  12. Give visual structure for the spatial concepts • Highlighted papers of various heights • Sticker or smiley face for left side of paper • Over-emphasize spatial terms used • Over-emphasize the concepts of tall letters and descending letters • Use spacers for between words (ie. finger, paper clip, sticky tabs).

  13. Explore Keyboarding Poor fine motor skills affect keyboarding skills as well. So …. build fine motor skills (ie. crafts, games with small pieces, beading, pegs, tongs, ball skills…etc.) Try label makers for easy worksheet adaptation. Reduce the amount of written output required (ie. multiple choice, short answer, fill in the blank, word banks, true/false). Provide copies of notes. Don’t require copying from the board. Place an alphabet strip on the desk or folder for easy reference. Explore position of material for easier processing. LOVE …. the Ipad … but it won’t replace tool useage(ie. pencil, screwdriver)!

  14. Handwriting is a life-long skill To become automatic…handwriting has to have LOTS of practice (a minimum of 15 minutes daily is recommended). Goal: 4th grade – write a lowercase cursive alphabet in 24-30 seconds with ease (5th grade – 20-26 seconds; 6th 16-22 seconds). It’s easier to teach a correct habit than to try and change a bad one. Try teaching uppercase print with lowercase cursive. Teach letters according to the stroke patterns and starting spots. If using tracing then use tracks instead of dotted lines. All handwriting programs should have some form of self-evaluation. The component skills learned in handwriting instruction are beneficial for other skills as well (ie. reading cursive, tool usage).

  15. A little about STAAR Accommodation • There are accommodations on STAAR for handwriting (dysgraphic) difficulties: • Basic Transcribing • Complex Transcribing • Spelling • Who decides when accommodations will be used? • Special Education Student – ARD committee • 504 student - Placement committee • Mainstream student – RTI committee, Student Assistance Team • ELL student – Team plus LPAC The student MUST be using these strategies for daily assignments & tests! http://www.tea.state.tx.us/student.assessment/accommodations/staar-telpas/

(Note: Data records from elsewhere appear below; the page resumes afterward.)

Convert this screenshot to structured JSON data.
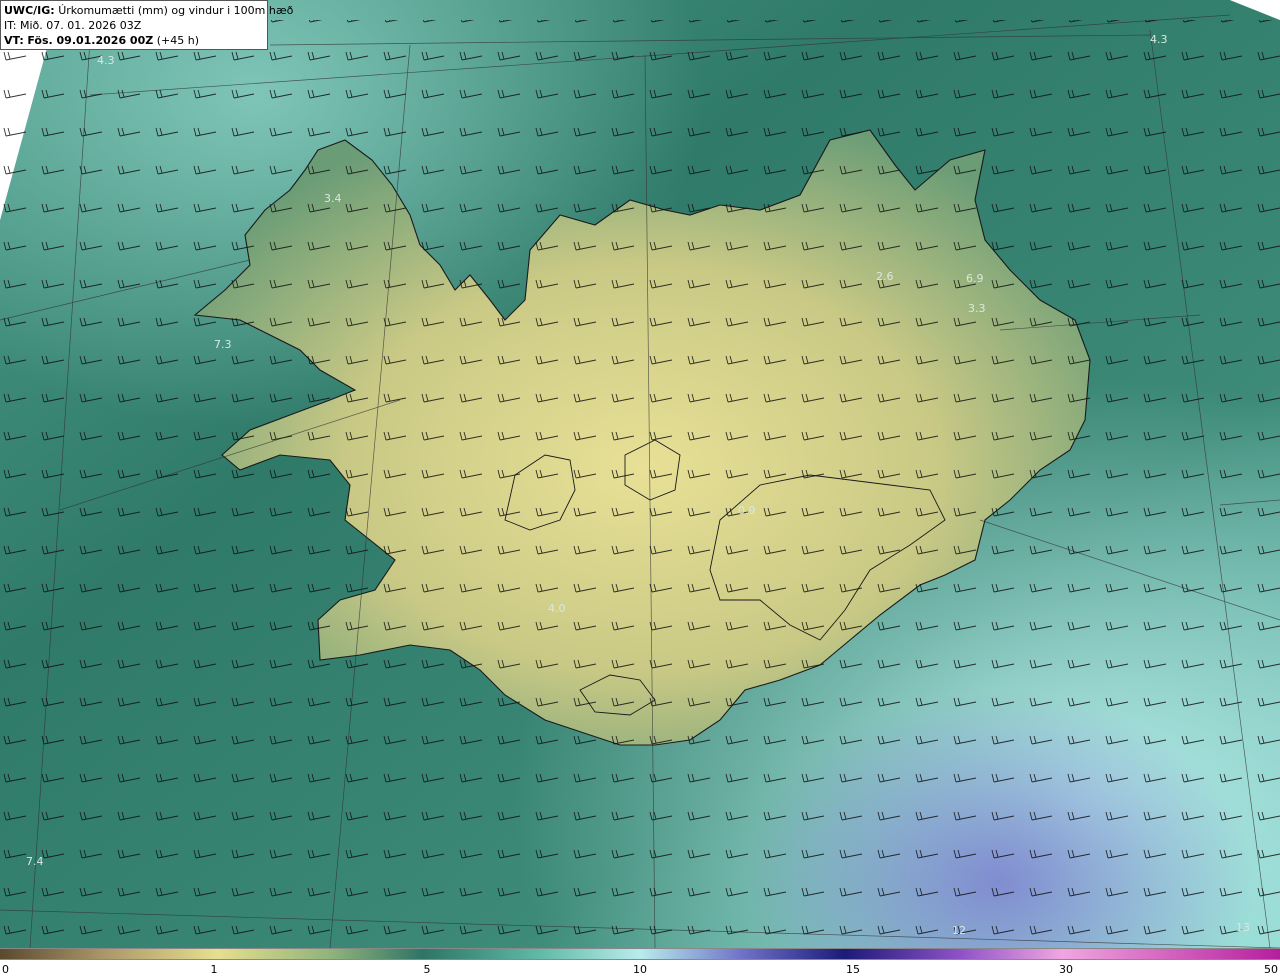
{
  "infobox": {
    "product": "UWC/IG:",
    "field": "Úrkomumætti (mm) og vindur i 100m hæð",
    "it_line": "IT: Mið. 07. 01. 2026 03Z",
    "vt_label": "VT:",
    "vt_value": "Fös. 09.01.2026 00Z",
    "lead": "(+45 h)"
  },
  "colorbar": {
    "ticks": [
      "0",
      "1",
      "5",
      "10",
      "15",
      "30",
      "50"
    ],
    "stops": [
      {
        "color": "#5a4a2e",
        "offset": 0.0
      },
      {
        "color": "#a99668",
        "offset": 0.08
      },
      {
        "color": "#e6df8e",
        "offset": 0.17
      },
      {
        "color": "#8fb27a",
        "offset": 0.26
      },
      {
        "color": "#2e7565",
        "offset": 0.33
      },
      {
        "color": "#5fb8a5",
        "offset": 0.42
      },
      {
        "color": "#b8ecec",
        "offset": 0.5
      },
      {
        "color": "#6f72c8",
        "offset": 0.58
      },
      {
        "color": "#1c1b78",
        "offset": 0.66
      },
      {
        "color": "#8e52c8",
        "offset": 0.75
      },
      {
        "color": "#f0a6e0",
        "offset": 0.83
      },
      {
        "color": "#b51e9e",
        "offset": 1.0
      }
    ]
  },
  "map_labels": [
    "4.3",
    "4.3",
    "3.4",
    "7.3",
    "2.6",
    "6.9",
    "3.3",
    "0.9",
    "4.0",
    "7.4",
    "12",
    "13"
  ],
  "colors": {
    "sea": "#2f7a68",
    "land_high": "#e4dc8f",
    "land_low": "#7fa878",
    "coast": "#1a1a1a",
    "barb": "#111111"
  }
}
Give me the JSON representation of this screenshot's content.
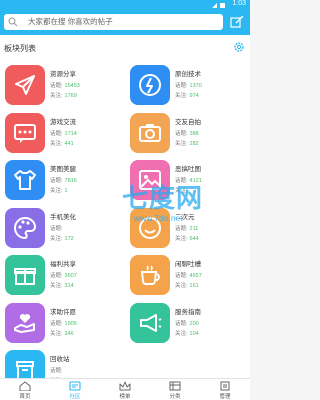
{
  "status": {
    "time": "1:03"
  },
  "search": {
    "placeholder": "大家都在搜 你喜欢的帖子"
  },
  "section": {
    "title": "板块列表"
  },
  "labels": {
    "topics": "话题:",
    "followers": "关注:"
  },
  "boards": [
    {
      "name": "资源分享",
      "topics": "15453",
      "followers": "1769",
      "icon": "paper-plane-icon",
      "color": "#f05c5c"
    },
    {
      "name": "原创技术",
      "topics": "1370",
      "followers": "974",
      "icon": "lightbulb-icon",
      "color": "#2f8ef3"
    },
    {
      "name": "游戏交流",
      "topics": "1714",
      "followers": "441",
      "icon": "chat-icon",
      "color": "#f05c5c"
    },
    {
      "name": "交友自拍",
      "topics": "388",
      "followers": "282",
      "icon": "camera-icon",
      "color": "#f4a553"
    },
    {
      "name": "美图美腿",
      "topics": "7816",
      "followers": "1",
      "icon": "tshirt-icon",
      "color": "#2f8ef3"
    },
    {
      "name": "恶搞吐图",
      "topics": "4121",
      "followers": "",
      "icon": "image-icon",
      "color": "#f06fb0"
    },
    {
      "name": "手机美化",
      "topics": "",
      "followers": "172",
      "icon": "palette-icon",
      "color": "#8a6ee8"
    },
    {
      "name": "二次元",
      "topics": "211",
      "followers": "644",
      "icon": "smiley-icon",
      "color": "#f5a34a"
    },
    {
      "name": "福利共享",
      "topics": "3607",
      "followers": "314",
      "icon": "gift-icon",
      "color": "#34c39a"
    },
    {
      "name": "闲聊吐槽",
      "topics": "4657",
      "followers": "161",
      "icon": "coffee-cup-icon",
      "color": "#f5a34a"
    },
    {
      "name": "求助许愿",
      "topics": "1905",
      "followers": "346",
      "icon": "heart-hand-icon",
      "color": "#b06de6"
    },
    {
      "name": "服务指南",
      "topics": "200",
      "followers": "104",
      "icon": "megaphone-icon",
      "color": "#34c39a"
    },
    {
      "name": "回收站",
      "topics": "",
      "followers": "",
      "icon": "trash-bin-icon",
      "color": "#2ab7f2"
    }
  ],
  "watermark": {
    "logo": "七度网",
    "url": "www.7do.net"
  },
  "nav": [
    {
      "label": "首页",
      "icon": "home-icon"
    },
    {
      "label": "社区",
      "icon": "community-icon",
      "active": true
    },
    {
      "label": "榜单",
      "icon": "crown-icon"
    },
    {
      "label": "分类",
      "icon": "category-icon"
    },
    {
      "label": "管理",
      "icon": "manage-icon"
    }
  ],
  "colors": {
    "header": "#2ab7f2",
    "count_green": "#49c06a"
  }
}
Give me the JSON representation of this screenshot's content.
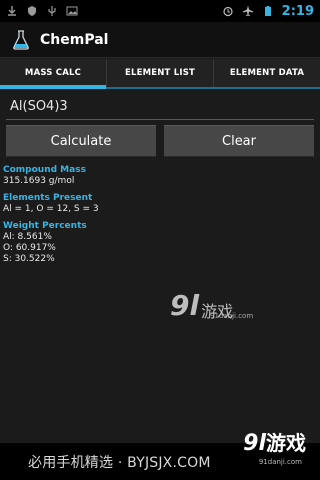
{
  "status_bar": {
    "time": "2:19",
    "left_icons": [
      "download-icon",
      "shield-icon",
      "usb-icon",
      "image-icon"
    ],
    "right_icons": [
      "alarm-icon",
      "airplane-icon",
      "battery-icon"
    ]
  },
  "app": {
    "title": "ChemPal",
    "icon": "flask-icon"
  },
  "tabs": [
    {
      "label": "MASS CALC",
      "active": true
    },
    {
      "label": "ELEMENT LIST",
      "active": false
    },
    {
      "label": "ELEMENT DATA",
      "active": false
    }
  ],
  "formula_input": {
    "value": "Al(SO4)3"
  },
  "buttons": {
    "calculate": "Calculate",
    "clear": "Clear"
  },
  "results": {
    "compound_mass_label": "Compound Mass",
    "compound_mass_value": "315.1693 g/mol",
    "elements_present_label": "Elements Present",
    "elements_present_value": "Al = 1, O = 12, S = 3",
    "weight_percents_label": "Weight Percents",
    "weight_percents": [
      "Al: 8.561%",
      "O: 60.917%",
      "S: 30.522%"
    ]
  },
  "watermark": {
    "center_mark": "9l",
    "center_zh": "游戏",
    "center_url": "91danji.com",
    "bottom_text": "必用手机精选 · BYJSJX.COM",
    "bottom_logo": "9l",
    "bottom_logo_zh": "游戏",
    "bottom_url": "91danji.com"
  },
  "colors": {
    "accent": "#33b5e5",
    "background": "#1b1b1b",
    "button": "#474747"
  }
}
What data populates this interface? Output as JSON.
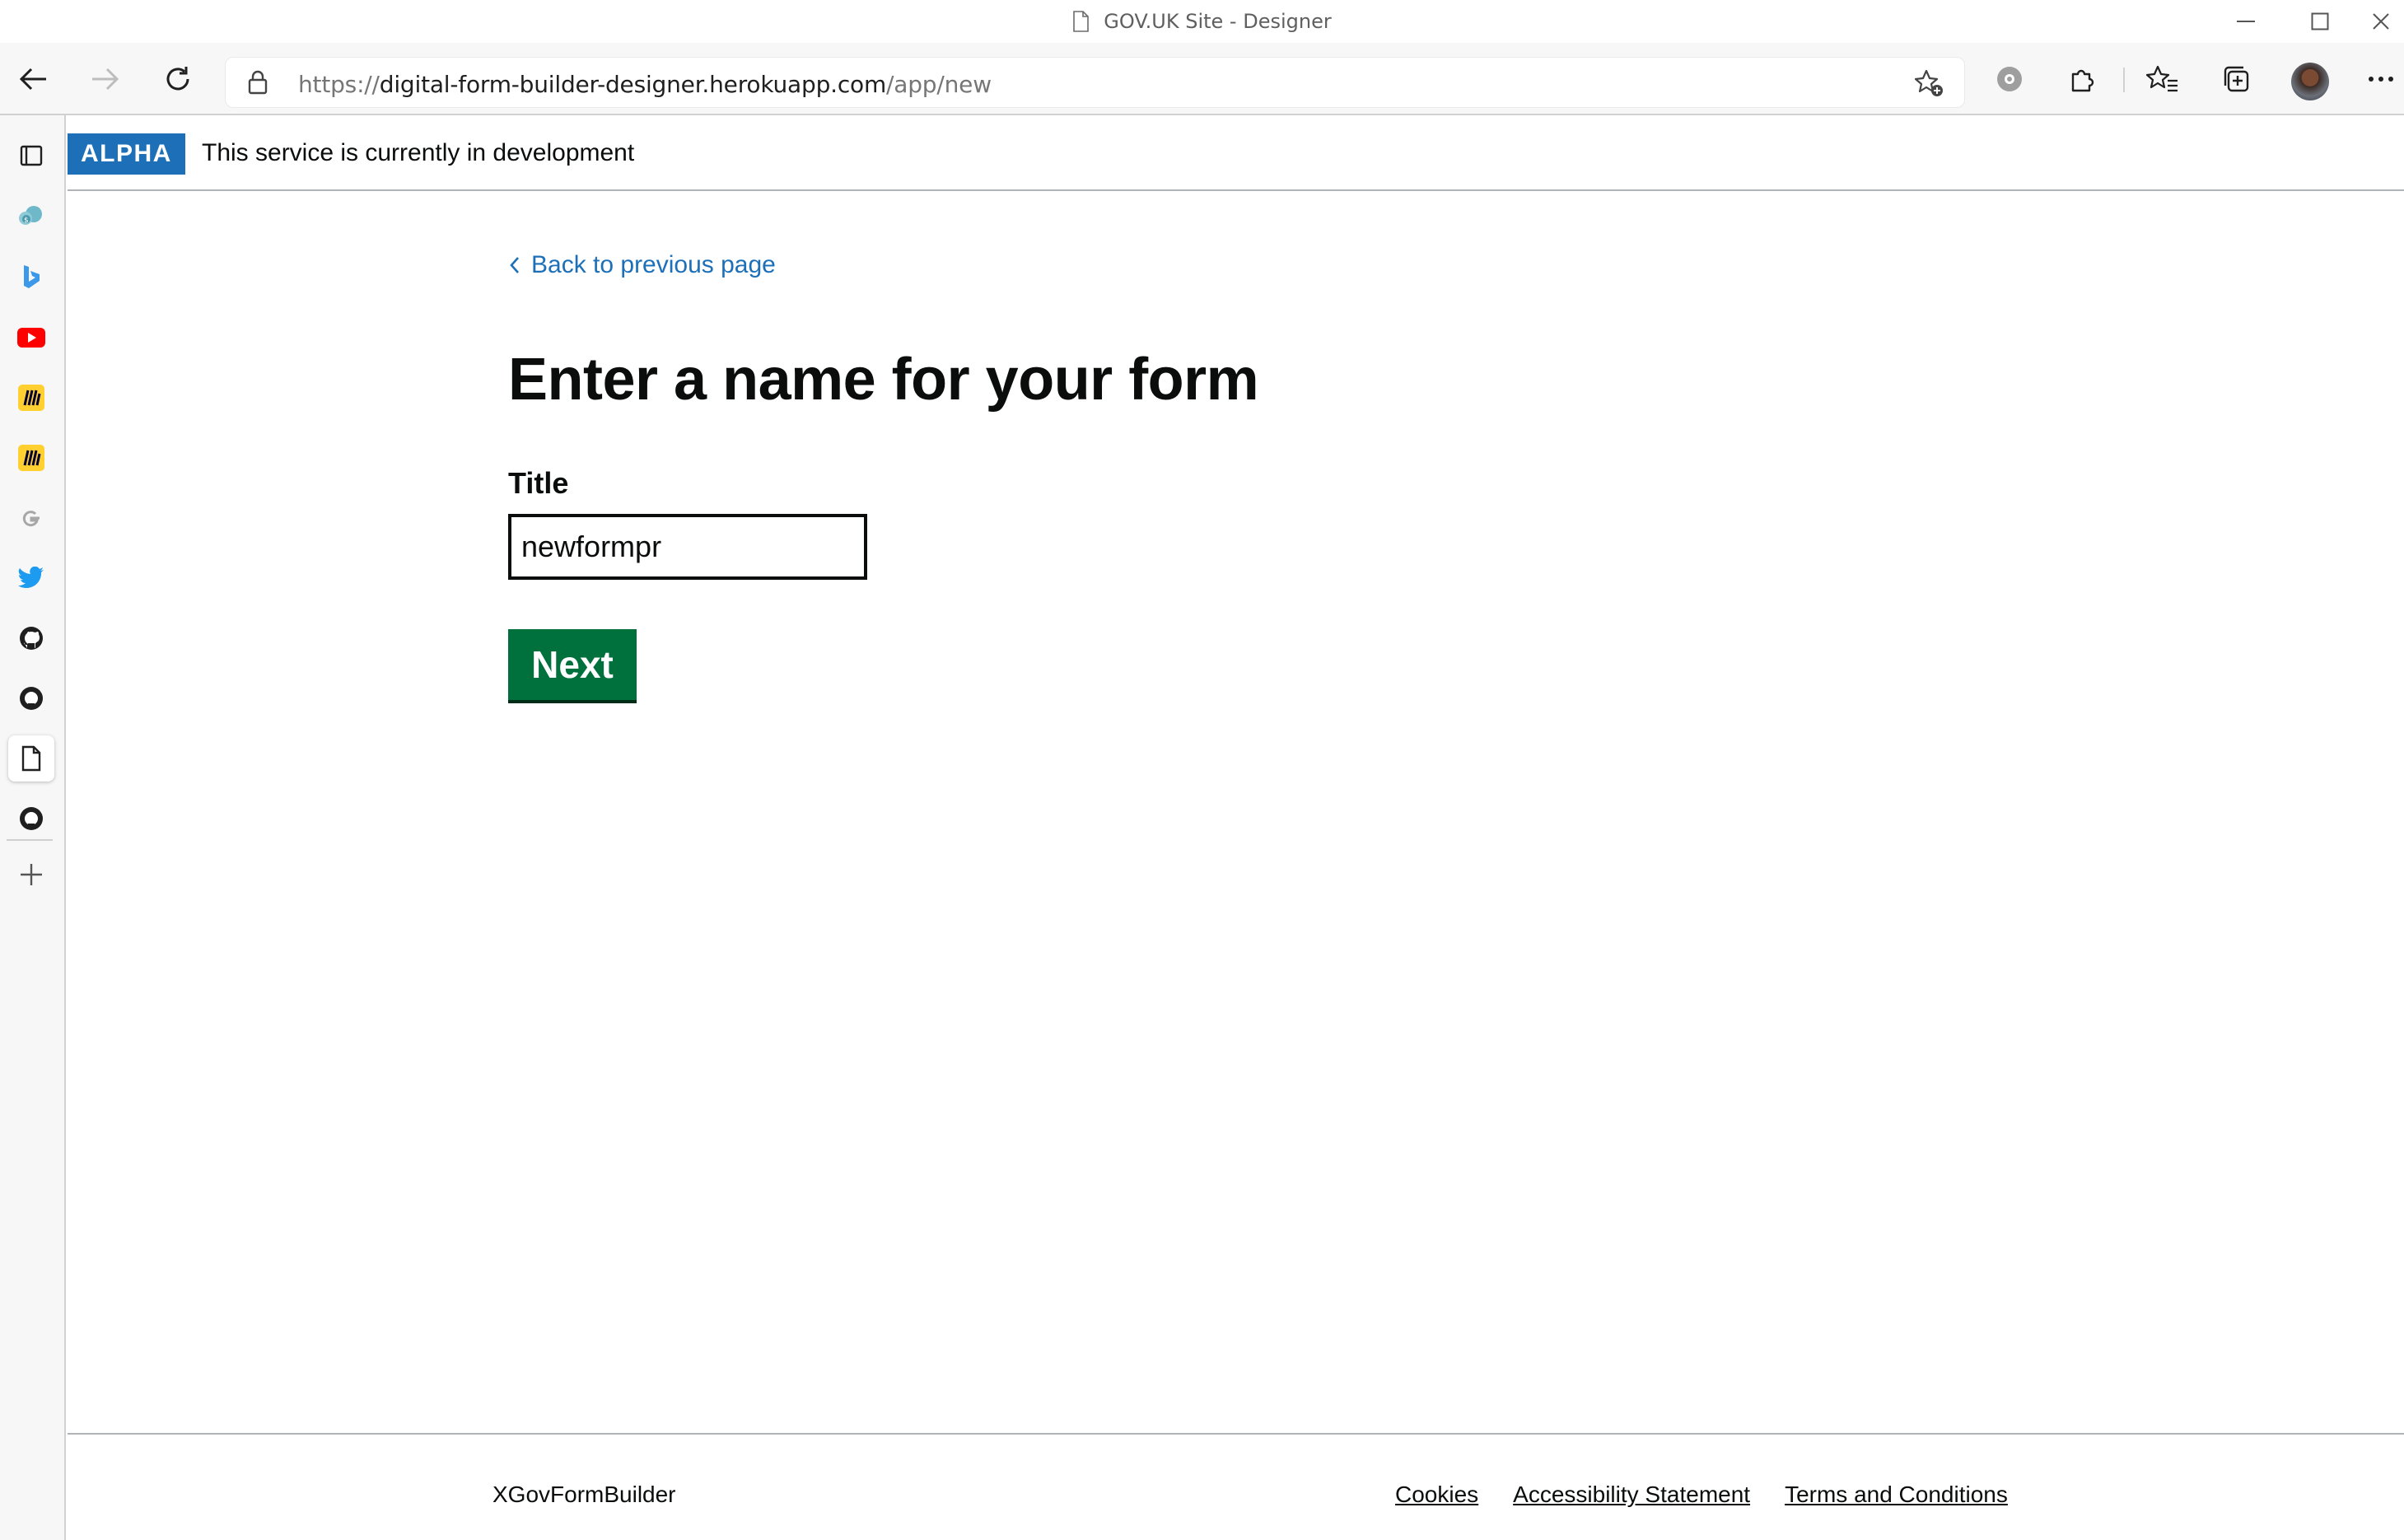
{
  "window": {
    "title": "GOV.UK Site - Designer"
  },
  "toolbar": {
    "url_scheme": "https://",
    "url_host": "digital-form-builder-designer.herokuapp.com",
    "url_path": "/app/new"
  },
  "sidebar": {
    "items": [
      {
        "name": "tab-actions-icon"
      },
      {
        "name": "cloud-money-icon"
      },
      {
        "name": "bing-icon"
      },
      {
        "name": "youtube-icon"
      },
      {
        "name": "miro-icon"
      },
      {
        "name": "miro-icon"
      },
      {
        "name": "google-icon"
      },
      {
        "name": "twitter-icon"
      },
      {
        "name": "github-icon"
      },
      {
        "name": "github-icon"
      },
      {
        "name": "document-icon"
      },
      {
        "name": "github-icon"
      },
      {
        "name": "add-icon"
      }
    ]
  },
  "banner": {
    "phase_tag": "ALPHA",
    "phase_text": "This service is currently in development"
  },
  "main": {
    "back_link": "Back to previous page",
    "heading": "Enter a name for your form",
    "title_label": "Title",
    "title_value": "newformpr",
    "next_button": "Next"
  },
  "footer": {
    "brand": "XGovFormBuilder",
    "links": [
      "Cookies",
      "Accessibility Statement",
      "Terms and Conditions"
    ]
  },
  "colors": {
    "govuk_blue": "#1d70b8",
    "govuk_green": "#00703c",
    "text": "#0b0c0c"
  }
}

  16. The Top Ten Reasons O.T.s Work in the Schools 10. You get to sit and work in those tiny little chairs. 9. The massive exposure to runny noses, chicken pox, colds and flu. 8. There is always a pencil sharpener handy. 7. The staggering weight lifting and motor planning opportunities offered by dragging large equipment in and out of schools. 6. The plethora of exciting opportunities to explain occupational therapy and sensory integration. 5. The cafeteria food – ketchup is our favorite VEGETABLE. 4. FIRE DRILLS – and the challenges they present to the auditorily defensive. 3. At least 50% of the time the student you need to test, whose IEP is scheduled for that afternoon, is ABSENT. 2. The overwhelming abundance of space in which to treat and test. 1. To an UNINFORMED observer, it doesn’t look like work.

  17. My Teachers Benbow M.. 1998. Understanding the hand from the inside out. Kinesthetic approach for handwriting difficulties conference. Dallas TX. www.ldonline.org www.ehow.com www.hwtears.com Favorite Sites www.pfot.com http://store.schoolspecialtyonline.net www.therapro.com